Artists impression of the supposed calendar being used. ( SAPIENZA, Università di Roma )
The find is therefore one of the first attempts in human history to understand and measure the passing of time and it provides new insight on the cognitive and mathematical abilities of prehistoric man. The artifact from Colli Albani, however primordial, can be considered the ancestor of the modern "table" calendar, and in a certain sense it marks the beginning of the "scientific" interest of our species with the moon. In the Paleolithic man took the first small step on the journey that led him, 10,000 years later, to conquer our satellite.

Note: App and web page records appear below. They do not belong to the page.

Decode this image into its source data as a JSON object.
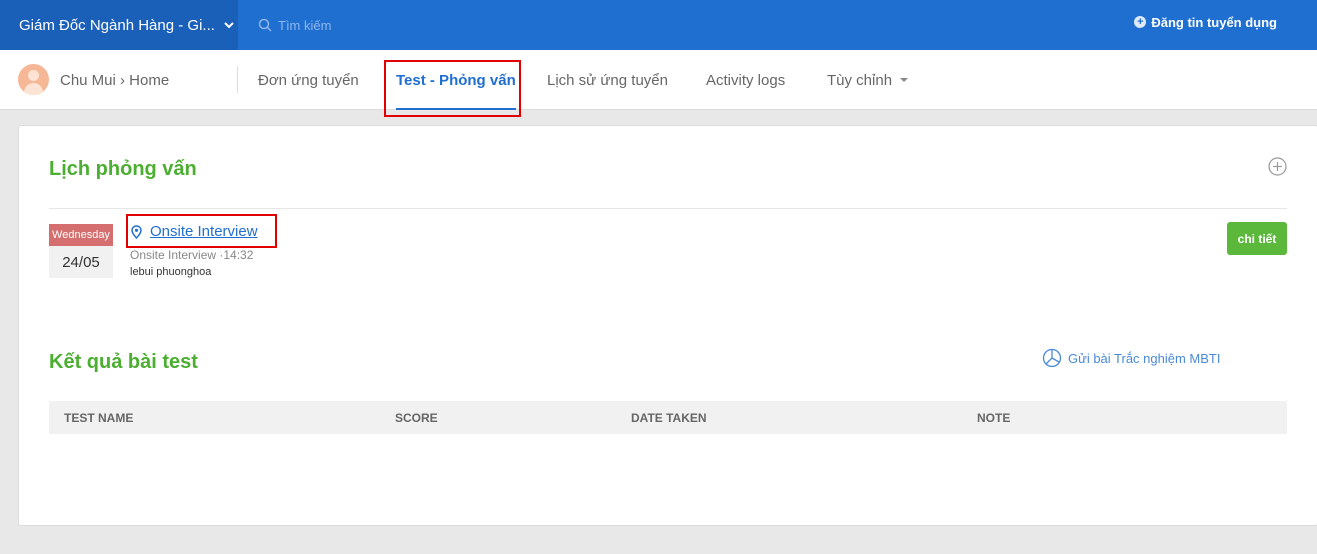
{
  "topbar": {
    "job_title": "Giám Đốc Ngành Hàng - Gi...",
    "search_placeholder": "Tìm kiếm",
    "post_job_label": "Đăng tin tuyển dụng"
  },
  "nav": {
    "breadcrumb": "Chu Mui › Home",
    "tabs": [
      {
        "label": "Đơn ứng tuyển"
      },
      {
        "label": "Test - Phỏng vấn"
      },
      {
        "label": "Lịch sử ứng tuyển"
      },
      {
        "label": "Activity logs"
      },
      {
        "label": "Tùy chỉnh"
      }
    ]
  },
  "interviews": {
    "title": "Lịch phỏng vấn",
    "item": {
      "day": "Wednesday",
      "date": "24/05",
      "name": "Onsite Interview",
      "meta": "Onsite Interview ·14:32",
      "participants": "lebui phuonghoa",
      "detail_label": "chi tiết"
    }
  },
  "tests": {
    "title": "Kết quả bài test",
    "mbti_label": "Gửi bài Trắc nghiệm MBTI",
    "columns": [
      "TEST NAME",
      "SCORE",
      "DATE TAKEN",
      "NOTE"
    ]
  },
  "colors": {
    "brand_blue": "#1f6fd1",
    "section_green": "#4caf32",
    "date_red": "#d56e6e",
    "button_green": "#5cb83b",
    "annotation_red": "#e00000"
  }
}
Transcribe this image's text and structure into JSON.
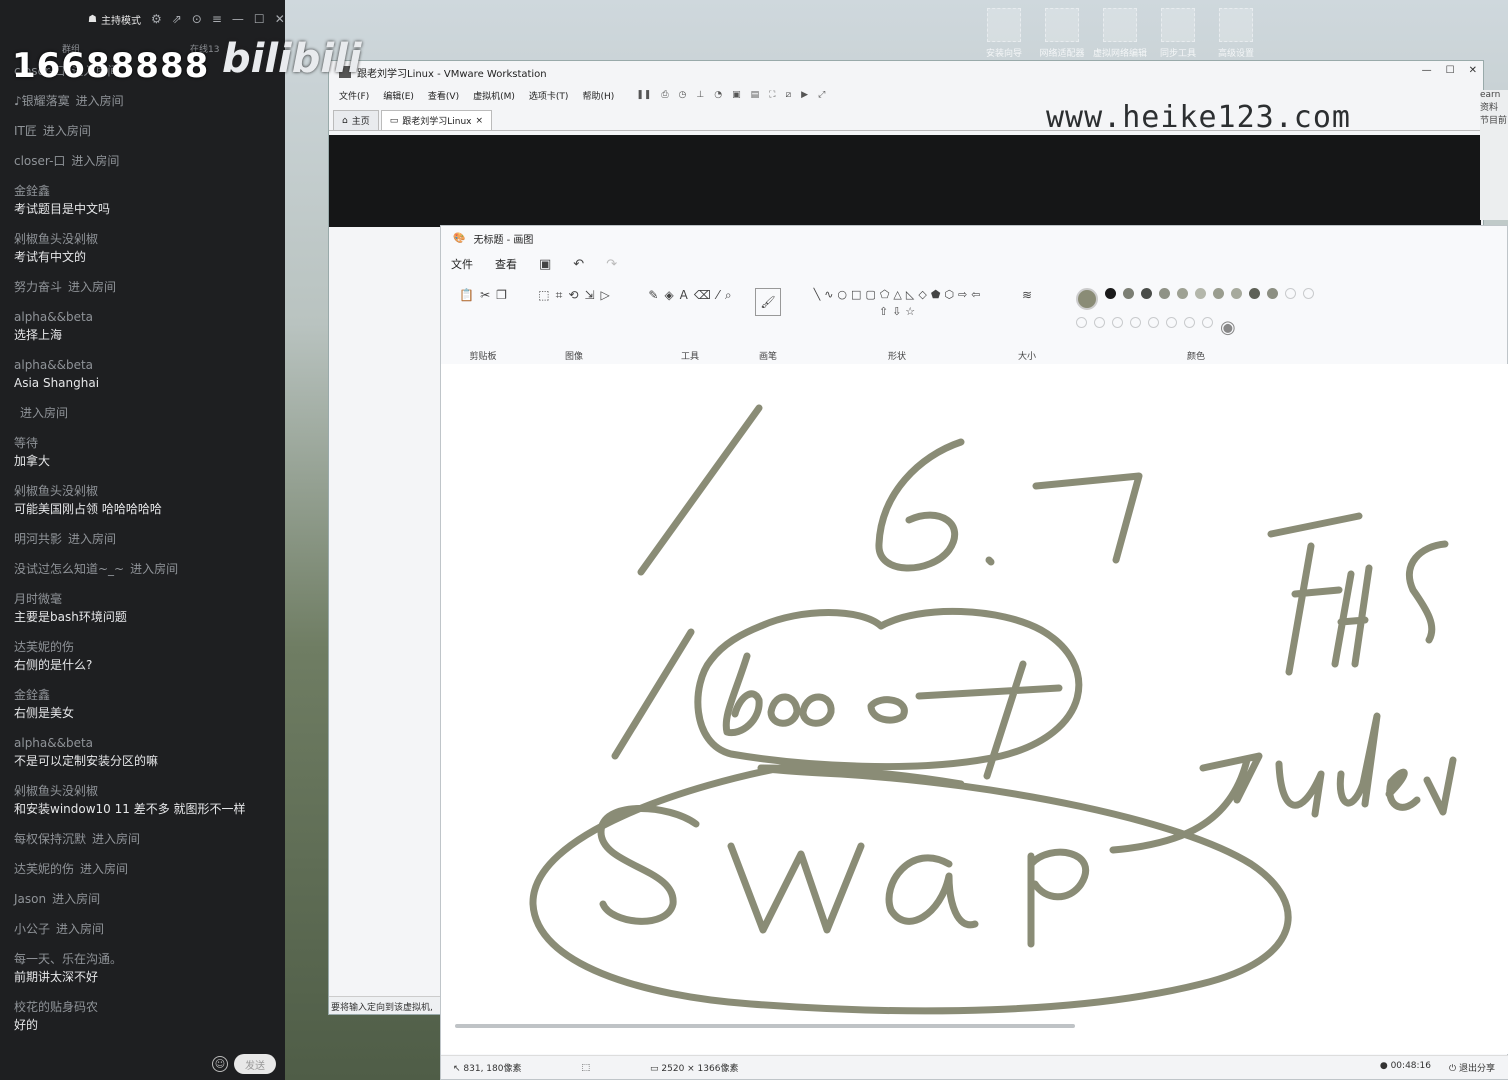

Top Image: The 10,000-year-old pebble which is believed to be the oldest lunar calendar in the world. Source: SAPIENZA, Università di Roma
This article was first published as a press release in Italian titled, ‘ Il più antico calendario lunare in un ciottolo di 10.000 anni fa dei Castelli Romani ’ and has been edited for style and length.
Source: Sapienza Università di Roma , July 23, 2019 ‘ Il più antico calendario lunare in un ciottolo di 10.000 anni fa dei Castelli Romani ’